((
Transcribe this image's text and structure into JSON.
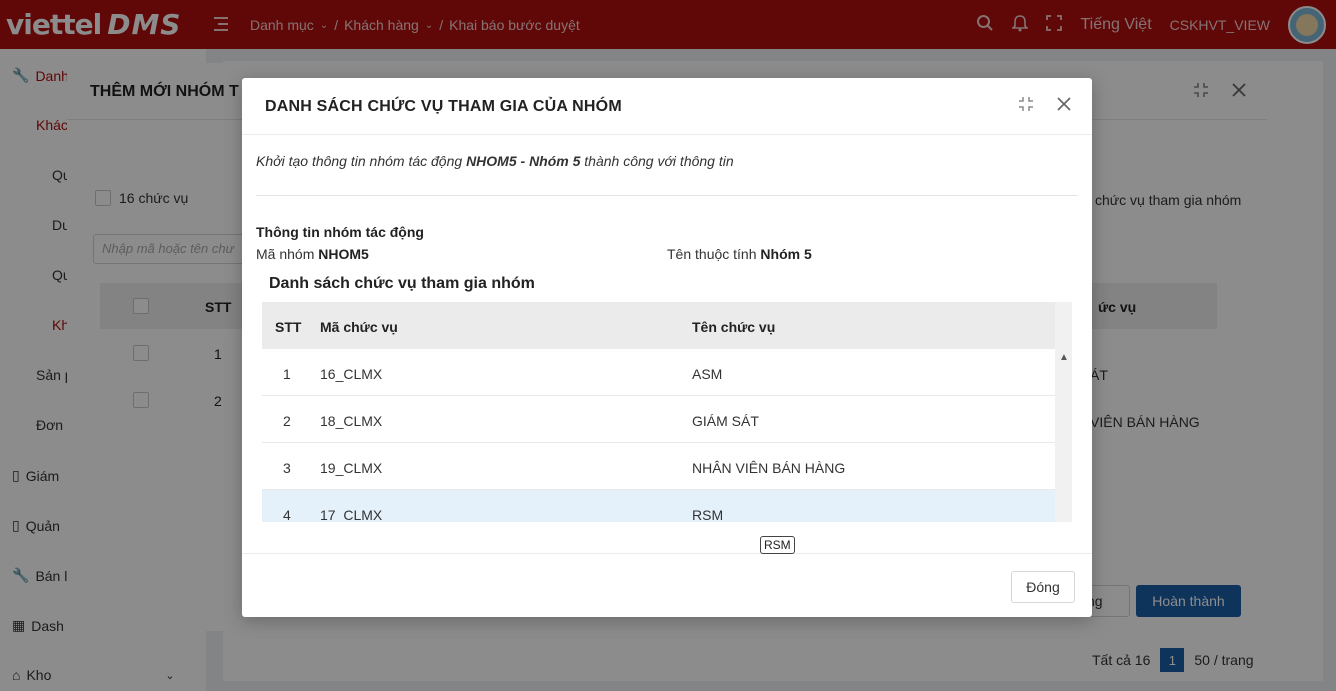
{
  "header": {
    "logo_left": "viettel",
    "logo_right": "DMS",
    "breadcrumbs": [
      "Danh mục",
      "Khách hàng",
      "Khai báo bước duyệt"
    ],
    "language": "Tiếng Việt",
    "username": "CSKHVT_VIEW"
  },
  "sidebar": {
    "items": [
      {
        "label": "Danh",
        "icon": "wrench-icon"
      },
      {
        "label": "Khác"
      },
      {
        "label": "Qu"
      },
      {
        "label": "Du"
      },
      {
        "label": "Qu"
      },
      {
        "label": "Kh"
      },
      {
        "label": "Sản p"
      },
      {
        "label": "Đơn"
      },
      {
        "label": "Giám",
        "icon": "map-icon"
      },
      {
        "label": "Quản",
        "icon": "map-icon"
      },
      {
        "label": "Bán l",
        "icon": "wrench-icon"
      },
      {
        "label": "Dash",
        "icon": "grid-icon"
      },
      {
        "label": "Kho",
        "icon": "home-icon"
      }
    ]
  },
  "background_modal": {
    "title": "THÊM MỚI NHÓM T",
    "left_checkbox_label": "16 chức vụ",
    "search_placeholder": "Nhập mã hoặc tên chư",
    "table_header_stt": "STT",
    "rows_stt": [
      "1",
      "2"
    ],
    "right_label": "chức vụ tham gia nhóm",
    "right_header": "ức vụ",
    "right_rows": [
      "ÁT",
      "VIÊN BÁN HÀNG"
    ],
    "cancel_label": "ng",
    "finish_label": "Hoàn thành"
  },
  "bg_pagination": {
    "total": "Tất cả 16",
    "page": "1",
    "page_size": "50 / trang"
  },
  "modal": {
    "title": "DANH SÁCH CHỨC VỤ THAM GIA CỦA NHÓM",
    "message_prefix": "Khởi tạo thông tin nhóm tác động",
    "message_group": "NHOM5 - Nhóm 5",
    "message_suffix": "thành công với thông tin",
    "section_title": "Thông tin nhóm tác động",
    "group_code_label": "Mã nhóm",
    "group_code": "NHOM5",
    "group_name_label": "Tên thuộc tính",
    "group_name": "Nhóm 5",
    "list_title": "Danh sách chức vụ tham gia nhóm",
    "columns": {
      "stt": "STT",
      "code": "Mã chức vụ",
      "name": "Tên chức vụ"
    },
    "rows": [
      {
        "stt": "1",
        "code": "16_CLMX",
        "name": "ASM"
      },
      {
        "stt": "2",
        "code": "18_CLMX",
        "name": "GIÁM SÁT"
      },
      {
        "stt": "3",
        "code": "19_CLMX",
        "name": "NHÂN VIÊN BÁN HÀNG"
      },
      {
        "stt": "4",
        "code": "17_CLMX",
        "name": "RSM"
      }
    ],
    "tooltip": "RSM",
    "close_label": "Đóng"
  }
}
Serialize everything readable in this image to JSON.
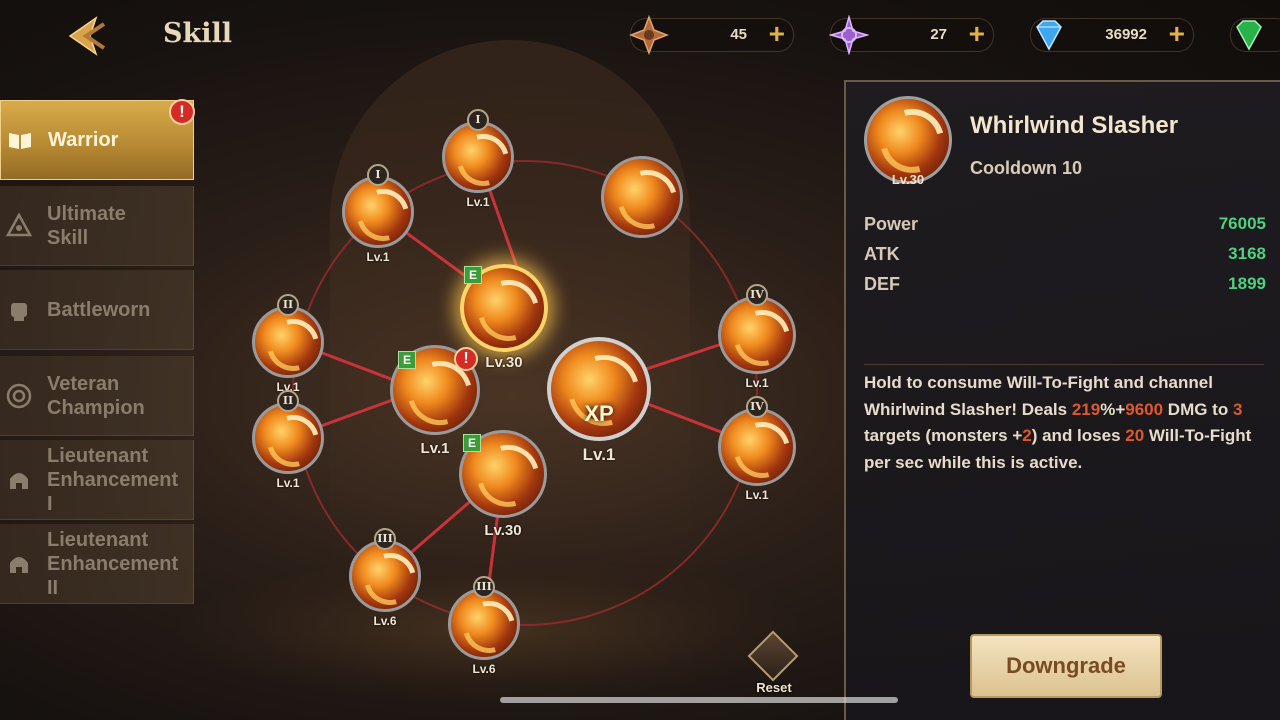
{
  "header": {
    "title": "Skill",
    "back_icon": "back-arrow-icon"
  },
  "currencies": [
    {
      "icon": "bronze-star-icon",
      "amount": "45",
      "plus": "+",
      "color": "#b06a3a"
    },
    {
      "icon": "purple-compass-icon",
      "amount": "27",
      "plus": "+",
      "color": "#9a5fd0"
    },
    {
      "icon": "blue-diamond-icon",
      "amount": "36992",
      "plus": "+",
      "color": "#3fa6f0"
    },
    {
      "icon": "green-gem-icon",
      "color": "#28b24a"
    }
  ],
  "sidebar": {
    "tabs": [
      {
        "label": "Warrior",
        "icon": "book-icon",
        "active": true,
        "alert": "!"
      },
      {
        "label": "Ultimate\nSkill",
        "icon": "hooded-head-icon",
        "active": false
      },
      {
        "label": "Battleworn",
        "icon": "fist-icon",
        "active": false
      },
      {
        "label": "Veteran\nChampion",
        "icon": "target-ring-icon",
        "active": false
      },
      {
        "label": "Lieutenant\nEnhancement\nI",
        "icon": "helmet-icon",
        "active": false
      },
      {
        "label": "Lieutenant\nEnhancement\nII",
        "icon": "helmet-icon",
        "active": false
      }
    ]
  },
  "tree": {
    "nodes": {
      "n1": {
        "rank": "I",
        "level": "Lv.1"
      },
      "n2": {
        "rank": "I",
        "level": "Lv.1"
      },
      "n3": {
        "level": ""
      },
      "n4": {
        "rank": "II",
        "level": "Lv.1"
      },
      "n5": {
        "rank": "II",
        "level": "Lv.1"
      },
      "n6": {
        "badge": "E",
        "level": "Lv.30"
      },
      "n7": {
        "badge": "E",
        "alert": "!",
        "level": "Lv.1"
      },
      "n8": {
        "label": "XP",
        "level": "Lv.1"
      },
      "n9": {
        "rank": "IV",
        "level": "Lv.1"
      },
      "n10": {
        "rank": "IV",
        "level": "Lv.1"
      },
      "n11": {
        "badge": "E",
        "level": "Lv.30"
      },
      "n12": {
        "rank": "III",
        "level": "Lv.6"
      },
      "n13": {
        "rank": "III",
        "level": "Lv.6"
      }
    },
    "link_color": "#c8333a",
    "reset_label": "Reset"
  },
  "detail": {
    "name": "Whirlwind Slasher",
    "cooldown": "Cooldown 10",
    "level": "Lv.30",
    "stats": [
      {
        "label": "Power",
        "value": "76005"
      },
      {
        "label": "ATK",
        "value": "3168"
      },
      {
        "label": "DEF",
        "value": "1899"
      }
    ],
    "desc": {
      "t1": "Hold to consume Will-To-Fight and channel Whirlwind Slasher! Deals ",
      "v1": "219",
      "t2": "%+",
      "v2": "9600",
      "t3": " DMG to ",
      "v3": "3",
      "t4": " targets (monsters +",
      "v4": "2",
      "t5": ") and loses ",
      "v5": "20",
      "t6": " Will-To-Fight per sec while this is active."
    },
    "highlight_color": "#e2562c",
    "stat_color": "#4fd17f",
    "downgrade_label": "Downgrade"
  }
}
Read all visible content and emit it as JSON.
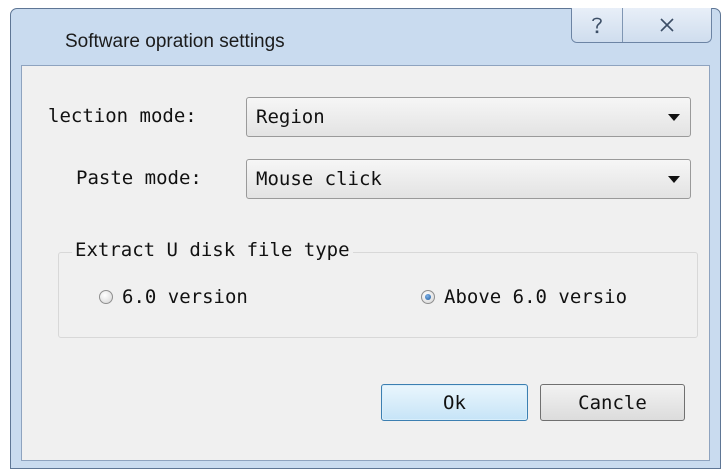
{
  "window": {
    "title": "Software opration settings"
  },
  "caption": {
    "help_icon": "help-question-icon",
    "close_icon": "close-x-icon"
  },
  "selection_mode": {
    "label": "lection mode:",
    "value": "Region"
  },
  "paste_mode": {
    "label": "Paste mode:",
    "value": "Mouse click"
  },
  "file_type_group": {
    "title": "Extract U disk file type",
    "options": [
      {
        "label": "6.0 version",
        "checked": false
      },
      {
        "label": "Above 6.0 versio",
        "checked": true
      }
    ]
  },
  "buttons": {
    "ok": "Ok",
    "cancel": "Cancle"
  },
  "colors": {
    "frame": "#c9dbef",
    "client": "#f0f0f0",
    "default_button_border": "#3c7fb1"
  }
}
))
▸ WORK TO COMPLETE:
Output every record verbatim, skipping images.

▸ RESPONSE TO THIS TASK:
Transcribe this image's text and structure into JSON.
{
  "header": {
    "logo_left": "viettel",
    "logo_right": "DMS",
    "breadcrumbs": [
      "Danh mục",
      "Khách hàng",
      "Khai báo bước duyệt"
    ],
    "language": "Tiếng Việt",
    "username": "CSKHVT_VIEW"
  },
  "sidebar": {
    "items": [
      {
        "label": "Danh",
        "icon": "wrench-icon"
      },
      {
        "label": "Khác"
      },
      {
        "label": "Qu"
      },
      {
        "label": "Du"
      },
      {
        "label": "Qu"
      },
      {
        "label": "Kh"
      },
      {
        "label": "Sản p"
      },
      {
        "label": "Đơn"
      },
      {
        "label": "Giám",
        "icon": "map-icon"
      },
      {
        "label": "Quản",
        "icon": "map-icon"
      },
      {
        "label": "Bán l",
        "icon": "wrench-icon"
      },
      {
        "label": "Dash",
        "icon": "grid-icon"
      },
      {
        "label": "Kho",
        "icon": "home-icon"
      }
    ]
  },
  "background_modal": {
    "title": "THÊM MỚI NHÓM T",
    "left_checkbox_label": "16 chức vụ",
    "search_placeholder": "Nhập mã hoặc tên chư",
    "table_header_stt": "STT",
    "rows_stt": [
      "1",
      "2"
    ],
    "right_label": "chức vụ tham gia nhóm",
    "right_header": "ức vụ",
    "right_rows": [
      "ÁT",
      "VIÊN BÁN HÀNG"
    ],
    "cancel_label": "ng",
    "finish_label": "Hoàn thành"
  },
  "bg_pagination": {
    "total": "Tất cả 16",
    "page": "1",
    "page_size": "50 / trang"
  },
  "modal": {
    "title": "DANH SÁCH CHỨC VỤ THAM GIA CỦA NHÓM",
    "message_prefix": "Khởi tạo thông tin nhóm tác động",
    "message_group": "NHOM5 - Nhóm 5",
    "message_suffix": "thành công với thông tin",
    "section_title": "Thông tin nhóm tác động",
    "group_code_label": "Mã nhóm",
    "group_code": "NHOM5",
    "group_name_label": "Tên thuộc tính",
    "group_name": "Nhóm 5",
    "list_title": "Danh sách chức vụ tham gia nhóm",
    "columns": {
      "stt": "STT",
      "code": "Mã chức vụ",
      "name": "Tên chức vụ"
    },
    "rows": [
      {
        "stt": "1",
        "code": "16_CLMX",
        "name": "ASM"
      },
      {
        "stt": "2",
        "code": "18_CLMX",
        "name": "GIÁM SÁT"
      },
      {
        "stt": "3",
        "code": "19_CLMX",
        "name": "NHÂN VIÊN BÁN HÀNG"
      },
      {
        "stt": "4",
        "code": "17_CLMX",
        "name": "RSM"
      }
    ],
    "tooltip": "RSM",
    "close_label": "Đóng"
  }
}
Serialize everything readable in this image to JSON.
{
  "header": {
    "title": "Skill",
    "back_icon": "back-arrow-icon"
  },
  "currencies": [
    {
      "icon": "bronze-star-icon",
      "amount": "45",
      "plus": "+",
      "color": "#b06a3a"
    },
    {
      "icon": "purple-compass-icon",
      "amount": "27",
      "plus": "+",
      "color": "#9a5fd0"
    },
    {
      "icon": "blue-diamond-icon",
      "amount": "36992",
      "plus": "+",
      "color": "#3fa6f0"
    },
    {
      "icon": "green-gem-icon",
      "color": "#28b24a"
    }
  ],
  "sidebar": {
    "tabs": [
      {
        "label": "Warrior",
        "icon": "book-icon",
        "active": true,
        "alert": "!"
      },
      {
        "label": "Ultimate\nSkill",
        "icon": "hooded-head-icon",
        "active": false
      },
      {
        "label": "Battleworn",
        "icon": "fist-icon",
        "active": false
      },
      {
        "label": "Veteran\nChampion",
        "icon": "target-ring-icon",
        "active": false
      },
      {
        "label": "Lieutenant\nEnhancement\nI",
        "icon": "helmet-icon",
        "active": false
      },
      {
        "label": "Lieutenant\nEnhancement\nII",
        "icon": "helmet-icon",
        "active": false
      }
    ]
  },
  "tree": {
    "nodes": {
      "n1": {
        "rank": "I",
        "level": "Lv.1"
      },
      "n2": {
        "rank": "I",
        "level": "Lv.1"
      },
      "n3": {
        "level": ""
      },
      "n4": {
        "rank": "II",
        "level": "Lv.1"
      },
      "n5": {
        "rank": "II",
        "level": "Lv.1"
      },
      "n6": {
        "badge": "E",
        "level": "Lv.30"
      },
      "n7": {
        "badge": "E",
        "alert": "!",
        "level": "Lv.1"
      },
      "n8": {
        "label": "XP",
        "level": "Lv.1"
      },
      "n9": {
        "rank": "IV",
        "level": "Lv.1"
      },
      "n10": {
        "rank": "IV",
        "level": "Lv.1"
      },
      "n11": {
        "badge": "E",
        "level": "Lv.30"
      },
      "n12": {
        "rank": "III",
        "level": "Lv.6"
      },
      "n13": {
        "rank": "III",
        "level": "Lv.6"
      }
    },
    "link_color": "#c8333a",
    "reset_label": "Reset"
  },
  "detail": {
    "name": "Whirlwind Slasher",
    "cooldown": "Cooldown 10",
    "level": "Lv.30",
    "stats": [
      {
        "label": "Power",
        "value": "76005"
      },
      {
        "label": "ATK",
        "value": "3168"
      },
      {
        "label": "DEF",
        "value": "1899"
      }
    ],
    "desc": {
      "t1": "Hold to consume Will-To-Fight and channel Whirlwind Slasher! Deals ",
      "v1": "219",
      "t2": "%+",
      "v2": "9600",
      "t3": " DMG to ",
      "v3": "3",
      "t4": " targets (monsters +",
      "v4": "2",
      "t5": ") and loses ",
      "v5": "20",
      "t6": " Will-To-Fight per sec while this is active."
    },
    "highlight_color": "#e2562c",
    "stat_color": "#4fd17f",
    "downgrade_label": "Downgrade"
  }
}
Read all visible content and emit it as JSON.
{
  "window": {
    "title": "Software opration settings"
  },
  "caption": {
    "help_icon": "help-question-icon",
    "close_icon": "close-x-icon"
  },
  "selection_mode": {
    "label": "lection mode:",
    "value": "Region"
  },
  "paste_mode": {
    "label": "Paste mode:",
    "value": "Mouse click"
  },
  "file_type_group": {
    "title": "Extract U disk file type",
    "options": [
      {
        "label": "6.0 version",
        "checked": false
      },
      {
        "label": "Above 6.0 versio",
        "checked": true
      }
    ]
  },
  "buttons": {
    "ok": "Ok",
    "cancel": "Cancle"
  },
  "colors": {
    "frame": "#c9dbef",
    "client": "#f0f0f0",
    "default_button_border": "#3c7fb1"
  }
}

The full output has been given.